However, transporting elderly riders for free doesn't give only advantages.

It has recently emerged as a headache for heads of big city governments, especially Seoul where most of the nation's population is concentrated, as the deficits of Seoul Metro are snowballing to a dangerous new level.

"Since the start of the COVID-19 pandemic, Seoul Metro has faced a deficit of 1 trillion won ($ 8.1 billion) annually, and the seniors' free rides account for 30 percent of the deficit. Before COVID-19 it took 60 percent," Seoul Mayor Oh Se-hoon wrote on Facebook, Tuesday. "In the meantime, Seoul Metro has endured by issuing corporate bonds, but now it has reached its upper limit. If it was a private company, it would have already gone bankrupt."

Seoul Mayor Oh Se-hoon speaks during a press conference held at Seoul City Hall, Monday. Yonhap
Seoul Mayor Oh Se-hoon speaks during a press conference held at Seoul City Hall, Monday. Yonhap

Oh added that the Ministry of Economy and Finance should actively step up on the issue to reduce the increasing burden Seoul Metropolitan Government is shouldering. To address the deficit, the city is set to raise subway fares by 300 won ($ 0.24) to 1,550 won ($1.26) from the current 1,250 won as early as April.

Oh's social media post is his way of ratcheting up pressure on the finance ministry to share the burden.

The free subway fare policy has pitted the city against the Ministry of Economy and Finance.

A day before, Oh said during a press conference that the finance ministry should "change its position" to minimize the rate hike. He cited the finance ministry's refusal to make budgetary allocations last December for its public service obligation (PSO) compensation, in order to make up for the deficit caused by free subway rides.

The finance ministry commented that it's difficult to use public money to benefit only a specific group of people. For instance, most seniors who have no choice but to ride the bus or who reside in rural areas do not benefit from the policy.

"The free ride policy has originated from a previous president's recommendation, not from the city government level," a city official told The Korea Times. "For this reason, Oh meant that the central government should step up and reimburse a certain amount of the deficit."

It's also difficult for the city government to alter the policy fundamentally because senior citizens wield immense voting power. Households with elderly members aged 65 and over account for 22.8 percent as of 2020, and will increase to 49.6 percent by 2047, according to Statistics Korea.

"This year, people born in 1958, the baby boomers, turn 65 and are eligible for free rides. The deficit will be even more explosive. The finance ministry hesitates to respond, believing its responsibility will increase widely if the central government begins to support the city government's policy," said Yu Jeong-whon, a professor at Ajou University's Transportation System Engineering Department. "When it comes to public transportation, it's extremely unsustainable to hand over every decision-making process to local government."

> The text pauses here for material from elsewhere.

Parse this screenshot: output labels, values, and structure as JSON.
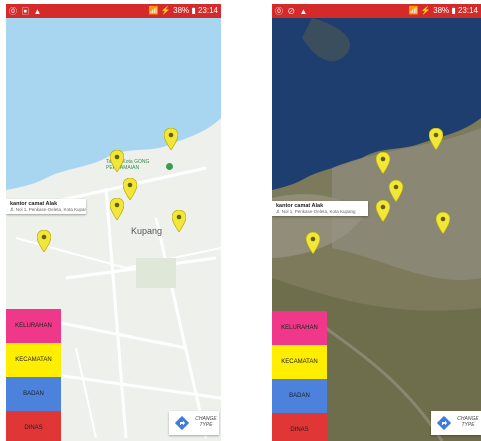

He accused the central government of turning a deaf ear to his repeated calls to share the burden.

"There can be many ways for improvement," he said. "We can discuss adjusting the free-ride age, leading management efficiency and many more. But there's no room to talk to reach a national consensus. The issue needs to be discussed desperately."

Lee Yeon-woo yanu@koreatimes.co.kr

Interactive News

  • Unlocking Children's COVID-19 Stress through Art
  • Dark Truth of E-6
  • E-Prix thrills racing fans in Seoul
  • With tough love,
  • 'Santa dogs' help rebuild burnt forests in Andong
  • 'Santa dogs' help rebuild burnt forests in Andong

Top 10 Stories

go top LETTER